In an era when the most recent "Iron Man" and "Captain America" mobile games feel like cheap "Temple Run" knockoffs, "Thor: Dark World" provides a refreshing alternative that borrows from the PC hack-and-slashers of old. There's no reason not to try the free game, as it has a solid action-RPG foundation that can become surprisingly addictive if you manage to stay alive long enough.
That being said, getting the most out of "Dark World" will require either the patience of a god or the bank account of an Asgardian ruler. You'll likely find yourself making multiple attempts to complete levels due to the game's less-than-generous health output, and unlocking some of the more exciting costumes and characters will take a fair amount of grinding. Still, when the gates of Asgard have been opened for free, it's worth picking up the hammer for a few hours of fun.
Requirements: iOS - 5.0 or later/795MB storage. Android - 2.3 or later/1.6GB storage
Release Date: Nov. 1, 2013
Platforms: iOS, Android
You can download "Thor: The Dark World" now for iOS and Android.
Follow Mike Andronico @MikeAndronico and on Google+. Follow us @TomsGuide, on Facebook and on Google+.
I've played 2 of their games religiously and in the end, one was accidentally uninstalled and one kept getting stuck that I had to uninstall. In both cases, I lost my progress of what I've accomplished. Level 90+ characters with a boat load of money/max weapons/armors. The games I played are Zombiewood and Dungeon Hunter 4.
Stay the hell away from Gameloft. It's disheartening to see your characters become nothing because of lack of online save feature. If you spent money and game crashes and cannot be opened, then your money is flushed down the drain.
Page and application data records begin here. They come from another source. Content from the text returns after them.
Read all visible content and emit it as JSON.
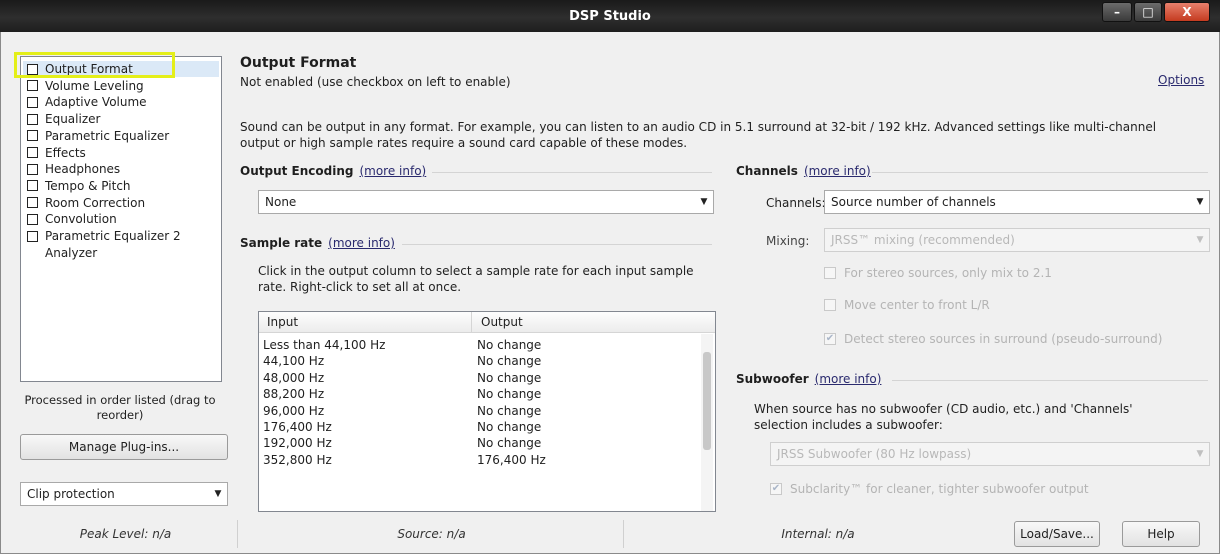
{
  "window": {
    "title": "DSP Studio",
    "min": "–",
    "max": "□",
    "close": "X"
  },
  "sidebar": {
    "plugins": [
      {
        "label": "Output Format",
        "checkbox": true,
        "selected": true
      },
      {
        "label": "Volume Leveling",
        "checkbox": true
      },
      {
        "label": "Adaptive Volume",
        "checkbox": true
      },
      {
        "label": "Equalizer",
        "checkbox": true
      },
      {
        "label": "Parametric Equalizer",
        "checkbox": true
      },
      {
        "label": "Effects",
        "checkbox": true
      },
      {
        "label": "Headphones",
        "checkbox": true
      },
      {
        "label": "Tempo & Pitch",
        "checkbox": true
      },
      {
        "label": "Room Correction",
        "checkbox": true
      },
      {
        "label": "Convolution",
        "checkbox": true
      },
      {
        "label": "Parametric Equalizer 2",
        "checkbox": true
      },
      {
        "label": "Analyzer",
        "checkbox": false
      }
    ],
    "processed_note": "Processed in order listed (drag to reorder)",
    "manage_button": "Manage Plug-ins...",
    "clip_protection": "Clip protection"
  },
  "main": {
    "title": "Output Format",
    "status": "Not enabled (use checkbox on left to enable)",
    "options_link": "Options",
    "description": [
      "Sound can be output in any format.  For example, you can listen to an audio CD in 5.1 surround at 32-bit / 192 kHz.  Advanced settings like multi-channel",
      "output or high sample rates require a sound card capable of these modes."
    ],
    "more_info": "(more info)",
    "encoding": {
      "label": "Output Encoding",
      "value": "None"
    },
    "sample_rate": {
      "label": "Sample rate",
      "help": [
        "Click in the output column to select a sample rate for each input sample",
        "rate.  Right-click to set all at once."
      ],
      "columns": [
        "Input",
        "Output"
      ],
      "rows": [
        {
          "input": "Less than 44,100 Hz",
          "output": "No change"
        },
        {
          "input": "44,100 Hz",
          "output": "No change"
        },
        {
          "input": "48,000 Hz",
          "output": "No change"
        },
        {
          "input": "88,200 Hz",
          "output": "No change"
        },
        {
          "input": "96,000 Hz",
          "output": "No change"
        },
        {
          "input": "176,400 Hz",
          "output": "No change"
        },
        {
          "input": "192,000 Hz",
          "output": "No change"
        },
        {
          "input": "352,800 Hz",
          "output": "176,400 Hz"
        }
      ]
    },
    "channels": {
      "label": "Channels",
      "channels_label": "Channels:",
      "channels_value": "Source number of channels",
      "mixing_label": "Mixing:",
      "mixing_value": "JRSS™ mixing (recommended)",
      "options": [
        {
          "label": "For stereo sources, only mix to 2.1",
          "checked": false
        },
        {
          "label": "Move center to front L/R",
          "checked": false
        },
        {
          "label": "Detect stereo sources in surround (pseudo-surround)",
          "checked": true
        }
      ]
    },
    "subwoofer": {
      "label": "Subwoofer",
      "help": [
        "When source has no subwoofer (CD audio, etc.) and 'Channels'",
        "selection includes a subwoofer:"
      ],
      "value": "JRSS Subwoofer (80 Hz lowpass)",
      "subclarity": "Subclarity™ for cleaner, tighter subwoofer output",
      "subclarity_checked": true
    }
  },
  "statusbar": {
    "peak": "Peak Level: n/a",
    "source": "Source: n/a",
    "internal": "Internal: n/a",
    "load_save": "Load/Save...",
    "help": "Help"
  },
  "colors": {
    "highlight": "#e4ef19",
    "selection": "#dbe9f7",
    "link": "#2a2a6e"
  },
  "icons": {
    "combo_arrow": "chevron-down-icon",
    "check": "checkmark-icon"
  }
}
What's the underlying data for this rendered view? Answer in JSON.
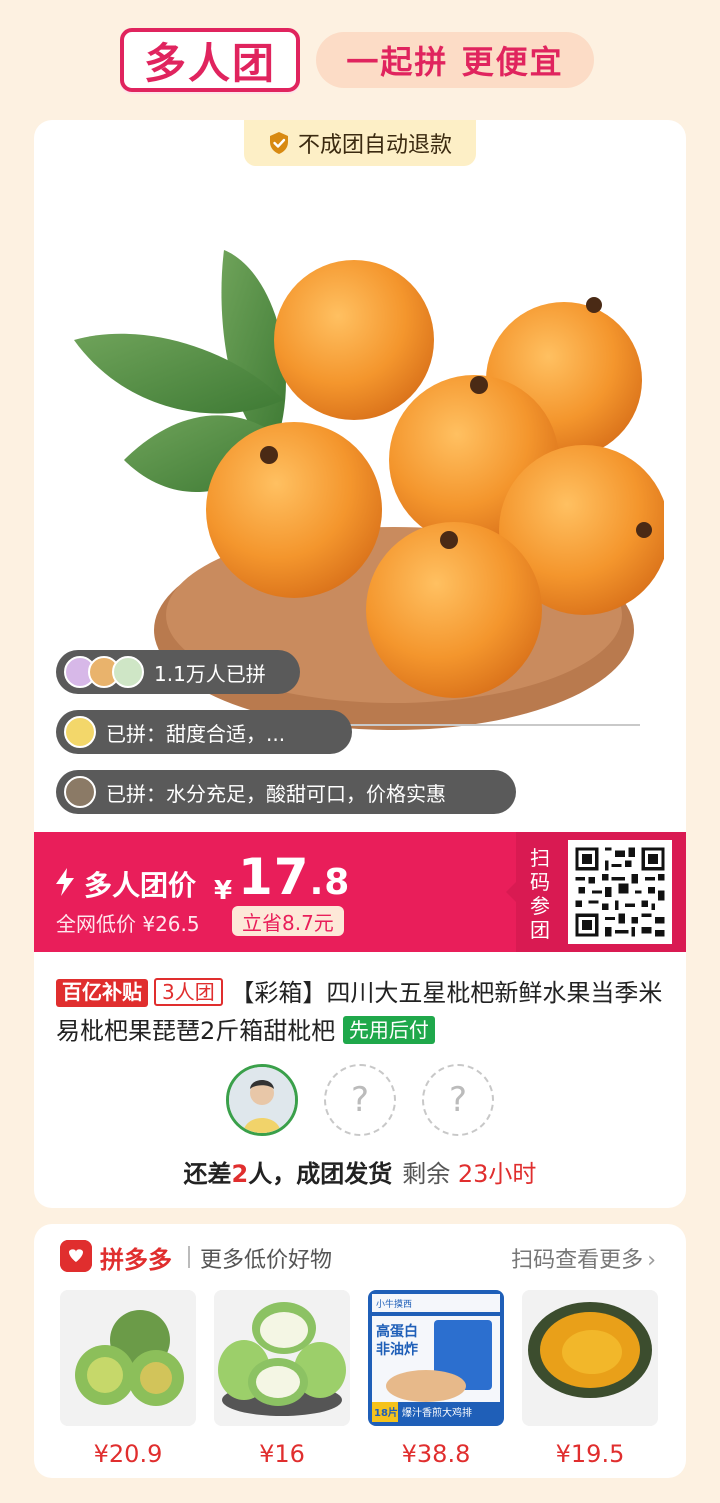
{
  "header": {
    "brand": "多人团",
    "slogan": "一起拼 更便宜"
  },
  "product": {
    "refund_badge": "不成团自动退款",
    "joined_count": "1.1万人已拼",
    "reviews": [
      "已拼：甜度合适，...",
      "已拼：水分充足，酸甜可口，价格实惠"
    ],
    "price": {
      "label": "多人团价",
      "currency": "¥",
      "integer": "17",
      "decimal": ".8",
      "market_price": "全网低价 ¥26.5",
      "save": "立省8.7元"
    },
    "scan_label": "扫码参团",
    "tags": {
      "subsidy": "百亿补贴",
      "group_size": "3人团",
      "pay_later": "先用后付"
    },
    "title": "【彩箱】四川大五星枇杷新鲜水果当季米易枇杷果琵琶2斤箱甜枇杷",
    "empty_slot": "?",
    "status": {
      "prefix": "还差",
      "count": "2",
      "suffix": "人，成团发货",
      "remaining_label": "剩余",
      "remaining_time": "23小时"
    }
  },
  "recommend": {
    "platform": "拼多多",
    "subtitle": "更多低价好物",
    "more": "扫码查看更多",
    "items": [
      {
        "price": "¥20.9"
      },
      {
        "price": "¥16"
      },
      {
        "price": "¥38.8",
        "packaging_text": [
          "小牛摸西",
          "高蛋白",
          "非油炸",
          "爆汁香煎大鸡排",
          "18片"
        ]
      },
      {
        "price": "¥19.5"
      }
    ]
  },
  "colors": {
    "brand_pink": "#e91e5a",
    "deal_red": "#e02e2e",
    "green": "#1fa84b",
    "page_bg": "#fdf1e1"
  }
}
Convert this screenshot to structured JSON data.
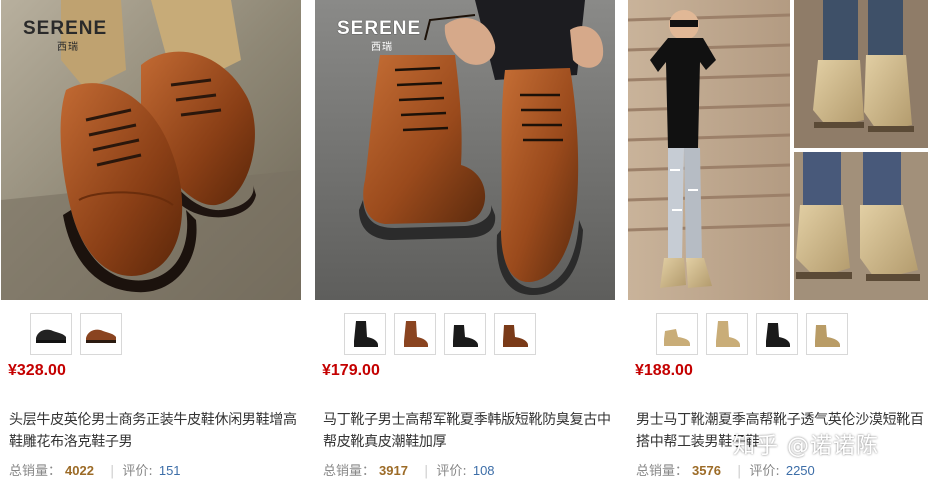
{
  "brand": {
    "name_latin": "SERENE",
    "name_cn": "西瑞"
  },
  "products": [
    {
      "price": "¥328.00",
      "title": "头层牛皮英伦男士商务正装牛皮鞋休闲男鞋增高鞋雕花布洛克鞋子男",
      "sales_label": "总销量：",
      "sales_value": "4022",
      "review_label": "评价: ",
      "review_value": "151",
      "thumbnails": [
        "black-derby-shoe",
        "brown-derby-shoe"
      ]
    },
    {
      "price": "¥179.00",
      "title": "马丁靴子男士高帮军靴夏季韩版短靴防臭复古中帮皮靴真皮潮鞋加厚",
      "sales_label": "总销量：",
      "sales_value": "3917",
      "review_label": "评价: ",
      "review_value": "108",
      "thumbnails": [
        "black-martin-boot",
        "brown-martin-boot",
        "black-martin-boot-2",
        "brown-martin-boot-2"
      ]
    },
    {
      "price": "¥188.00",
      "title": "男士马丁靴潮夏季高帮靴子透气英伦沙漠短靴百搭中帮工装男鞋子鞋",
      "sales_label": "总销量：",
      "sales_value": "3576",
      "review_label": "评价: ",
      "review_value": "2250",
      "thumbnails": [
        "tan-low-boot",
        "tan-high-boot",
        "black-high-boot",
        "sand-high-boot"
      ]
    }
  ],
  "watermark": "知乎 @诺诺陈",
  "colors": {
    "price": "#c40000",
    "sales": "#9c6b27",
    "review": "#3d6ea8",
    "thumb_border": "#d8d8d8"
  }
}
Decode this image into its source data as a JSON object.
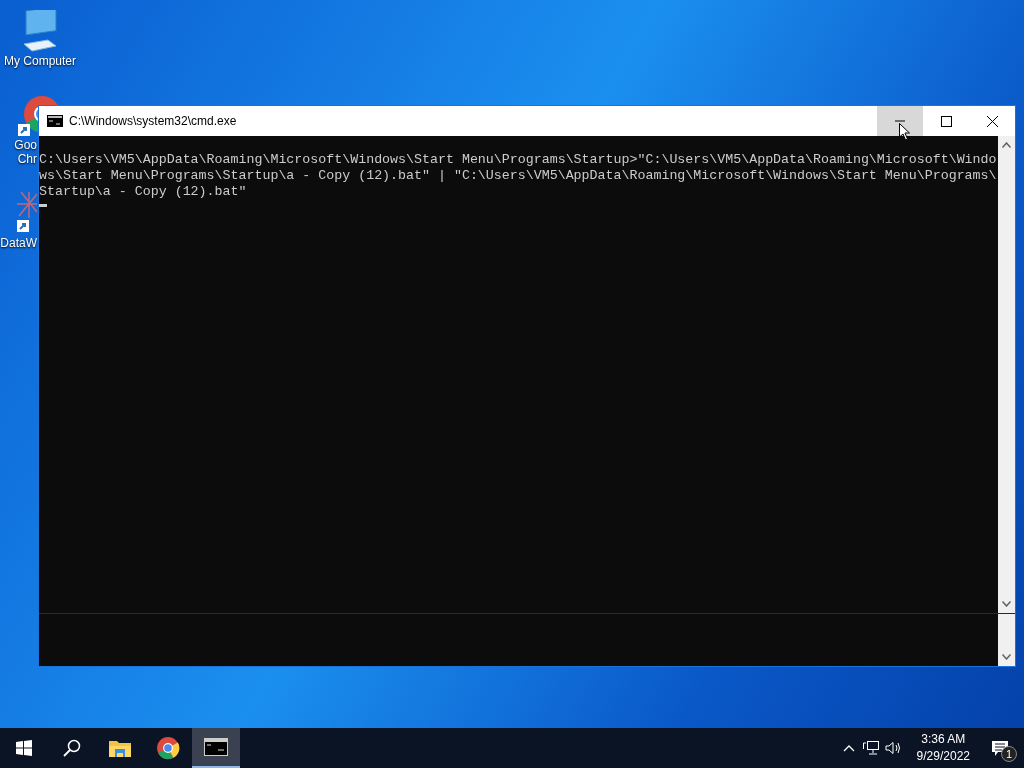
{
  "desktop_icons": [
    {
      "kind": "computer",
      "lines": [
        "My Computer"
      ]
    },
    {
      "kind": "chrome",
      "lines": [
        "Goo",
        "Chr"
      ]
    },
    {
      "kind": "data",
      "lines": [
        "DataW"
      ]
    }
  ],
  "window": {
    "title": "C:\\Windows\\system32\\cmd.exe",
    "controls": [
      {
        "kind": "minimize",
        "hovered": true
      },
      {
        "kind": "maximize",
        "hovered": false
      },
      {
        "kind": "close",
        "hovered": false
      }
    ],
    "console_lines": [
      "C:\\Users\\VM5\\AppData\\Roaming\\Microsoft\\Windows\\Start Menu\\Programs\\Startup>\"C:\\Users\\VM5\\AppData\\Roaming\\Microsoft\\Windo",
      "ws\\Start Menu\\Programs\\Startup\\a - Copy (12).bat\" | \"C:\\Users\\VM5\\AppData\\Roaming\\Microsoft\\Windows\\Start Menu\\Programs\\",
      "Startup\\a - Copy (12).bat\""
    ]
  },
  "taskbar": {
    "apps": [
      {
        "kind": "start",
        "selected": false
      },
      {
        "kind": "search",
        "selected": false
      },
      {
        "kind": "explorer",
        "selected": false
      },
      {
        "kind": "chrome",
        "selected": false
      },
      {
        "kind": "cmd",
        "selected": true
      }
    ],
    "clock": {
      "time": "3:36 AM",
      "date": "9/29/2022"
    },
    "notifications": {
      "count": "1"
    }
  }
}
Does this make sense to anyone? Wouldn't the tablet just be a larger version of the same frame of view since the game doesn't have a zoom out function?